═══ EXERCISE MATERIALS

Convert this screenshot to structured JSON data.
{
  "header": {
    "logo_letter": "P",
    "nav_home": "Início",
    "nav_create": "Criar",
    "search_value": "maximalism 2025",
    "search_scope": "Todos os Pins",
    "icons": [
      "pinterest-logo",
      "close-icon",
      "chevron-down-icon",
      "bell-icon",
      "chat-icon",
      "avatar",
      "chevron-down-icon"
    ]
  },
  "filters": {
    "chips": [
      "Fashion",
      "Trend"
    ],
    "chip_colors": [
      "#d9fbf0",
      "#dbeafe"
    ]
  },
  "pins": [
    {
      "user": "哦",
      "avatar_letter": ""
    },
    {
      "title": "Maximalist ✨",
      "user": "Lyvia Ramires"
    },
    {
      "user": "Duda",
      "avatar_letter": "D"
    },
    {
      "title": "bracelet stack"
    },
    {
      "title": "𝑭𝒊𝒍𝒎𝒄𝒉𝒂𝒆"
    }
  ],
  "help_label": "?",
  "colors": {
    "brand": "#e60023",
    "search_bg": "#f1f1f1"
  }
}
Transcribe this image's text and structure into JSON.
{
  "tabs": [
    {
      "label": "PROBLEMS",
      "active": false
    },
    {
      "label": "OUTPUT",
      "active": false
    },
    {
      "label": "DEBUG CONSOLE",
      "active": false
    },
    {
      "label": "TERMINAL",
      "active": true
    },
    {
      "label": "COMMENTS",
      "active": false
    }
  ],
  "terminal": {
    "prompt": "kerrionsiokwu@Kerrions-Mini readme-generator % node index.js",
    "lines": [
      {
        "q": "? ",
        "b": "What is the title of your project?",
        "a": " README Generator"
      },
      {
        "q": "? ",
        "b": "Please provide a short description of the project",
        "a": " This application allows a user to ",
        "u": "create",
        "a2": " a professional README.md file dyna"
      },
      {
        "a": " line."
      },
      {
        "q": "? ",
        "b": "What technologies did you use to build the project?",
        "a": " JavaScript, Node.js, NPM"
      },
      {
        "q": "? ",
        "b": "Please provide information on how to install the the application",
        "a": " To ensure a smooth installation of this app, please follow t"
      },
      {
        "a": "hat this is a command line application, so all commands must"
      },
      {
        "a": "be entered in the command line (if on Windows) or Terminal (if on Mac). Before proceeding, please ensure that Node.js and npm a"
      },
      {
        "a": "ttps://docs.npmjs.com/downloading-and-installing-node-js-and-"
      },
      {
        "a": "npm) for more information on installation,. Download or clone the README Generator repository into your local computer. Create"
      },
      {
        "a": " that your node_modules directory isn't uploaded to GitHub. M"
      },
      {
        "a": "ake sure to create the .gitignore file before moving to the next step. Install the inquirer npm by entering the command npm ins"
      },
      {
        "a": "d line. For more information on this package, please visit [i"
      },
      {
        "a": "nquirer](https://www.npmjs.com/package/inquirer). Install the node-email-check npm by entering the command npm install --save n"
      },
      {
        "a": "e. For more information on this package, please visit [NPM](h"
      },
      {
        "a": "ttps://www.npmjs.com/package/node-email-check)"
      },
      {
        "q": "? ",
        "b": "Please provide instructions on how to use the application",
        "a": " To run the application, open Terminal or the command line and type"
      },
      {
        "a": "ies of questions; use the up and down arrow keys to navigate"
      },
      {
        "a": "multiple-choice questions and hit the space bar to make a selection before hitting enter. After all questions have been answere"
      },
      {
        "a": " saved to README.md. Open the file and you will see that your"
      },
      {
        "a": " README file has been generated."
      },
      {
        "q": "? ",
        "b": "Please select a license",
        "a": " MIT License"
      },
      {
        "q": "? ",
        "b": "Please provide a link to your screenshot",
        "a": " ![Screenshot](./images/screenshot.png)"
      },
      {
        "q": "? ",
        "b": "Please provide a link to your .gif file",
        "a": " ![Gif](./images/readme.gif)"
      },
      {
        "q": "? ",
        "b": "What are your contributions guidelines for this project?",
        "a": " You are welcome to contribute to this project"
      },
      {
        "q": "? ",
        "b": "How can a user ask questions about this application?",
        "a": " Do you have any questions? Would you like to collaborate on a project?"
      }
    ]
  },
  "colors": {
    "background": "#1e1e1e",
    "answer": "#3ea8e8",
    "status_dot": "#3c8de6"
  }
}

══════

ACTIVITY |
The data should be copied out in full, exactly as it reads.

RESPONSE BOX |
Convert this screenshot to structured JSON data.
{
  "header": {
    "logo_letter": "P",
    "nav_home": "Início",
    "nav_create": "Criar",
    "search_value": "maximalism 2025",
    "search_scope": "Todos os Pins",
    "icons": [
      "pinterest-logo",
      "close-icon",
      "chevron-down-icon",
      "bell-icon",
      "chat-icon",
      "avatar",
      "chevron-down-icon"
    ]
  },
  "filters": {
    "chips": [
      "Fashion",
      "Trend"
    ],
    "chip_colors": [
      "#d9fbf0",
      "#dbeafe"
    ]
  },
  "pins": [
    {
      "user": "哦",
      "avatar_letter": ""
    },
    {
      "title": "Maximalist ✨",
      "user": "Lyvia Ramires"
    },
    {
      "user": "Duda",
      "avatar_letter": "D"
    },
    {
      "title": "bracelet stack"
    },
    {
      "title": "𝑭𝒊𝒍𝒎𝒄𝒉𝒂𝒆"
    }
  ],
  "help_label": "?",
  "colors": {
    "brand": "#e60023",
    "search_bg": "#f1f1f1"
  }
}
Transcribe this image's text and structure into JSON.
{
  "tabs": [
    {
      "label": "PROBLEMS",
      "active": false
    },
    {
      "label": "OUTPUT",
      "active": false
    },
    {
      "label": "DEBUG CONSOLE",
      "active": false
    },
    {
      "label": "TERMINAL",
      "active": true
    },
    {
      "label": "COMMENTS",
      "active": false
    }
  ],
  "terminal": {
    "prompt": "kerrionsiokwu@Kerrions-Mini readme-generator % node index.js",
    "lines": [
      {
        "q": "? ",
        "b": "What is the title of your project?",
        "a": " README Generator"
      },
      {
        "q": "? ",
        "b": "Please provide a short description of the project",
        "a": " This application allows a user to ",
        "u": "create",
        "a2": " a professional README.md file dyna"
      },
      {
        "a": " line."
      },
      {
        "q": "? ",
        "b": "What technologies did you use to build the project?",
        "a": " JavaScript, Node.js, NPM"
      },
      {
        "q": "? ",
        "b": "Please provide information on how to install the the application",
        "a": " To ensure a smooth installation of this app, please follow t"
      },
      {
        "a": "hat this is a command line application, so all commands must"
      },
      {
        "a": "be entered in the command line (if on Windows) or Terminal (if on Mac). Before proceeding, please ensure that Node.js and npm a"
      },
      {
        "a": "ttps://docs.npmjs.com/downloading-and-installing-node-js-and-"
      },
      {
        "a": "npm) for more information on installation,. Download or clone the README Generator repository into your local computer. Create"
      },
      {
        "a": " that your node_modules directory isn't uploaded to GitHub. M"
      },
      {
        "a": "ake sure to create the .gitignore file before moving to the next step. Install the inquirer npm by entering the command npm ins"
      },
      {
        "a": "d line. For more information on this package, please visit [i"
      },
      {
        "a": "nquirer](https://www.npmjs.com/package/inquirer). Install the node-email-check npm by entering the command npm install --save n"
      },
      {
        "a": "e. For more information on this package, please visit [NPM](h"
      },
      {
        "a": "ttps://www.npmjs.com/package/node-email-check)"
      },
      {
        "q": "? ",
        "b": "Please provide instructions on how to use the application",
        "a": " To run the application, open Terminal or the command line and type"
      },
      {
        "a": "ies of questions; use the up and down arrow keys to navigate"
      },
      {
        "a": "multiple-choice questions and hit the space bar to make a selection before hitting enter. After all questions have been answere"
      },
      {
        "a": " saved to README.md. Open the file and you will see that your"
      },
      {
        "a": " README file has been generated."
      },
      {
        "q": "? ",
        "b": "Please select a license",
        "a": " MIT License"
      },
      {
        "q": "? ",
        "b": "Please provide a link to your screenshot",
        "a": " ![Screenshot](./images/screenshot.png)"
      },
      {
        "q": "? ",
        "b": "Please provide a link to your .gif file",
        "a": " ![Gif](./images/readme.gif)"
      },
      {
        "q": "? ",
        "b": "What are your contributions guidelines for this project?",
        "a": " You are welcome to contribute to this project"
      },
      {
        "q": "? ",
        "b": "How can a user ask questions about this application?",
        "a": " Do you have any questions? Would you like to collaborate on a project?"
      }
    ]
  },
  "colors": {
    "background": "#1e1e1e",
    "answer": "#3ea8e8",
    "status_dot": "#3c8de6"
  }
}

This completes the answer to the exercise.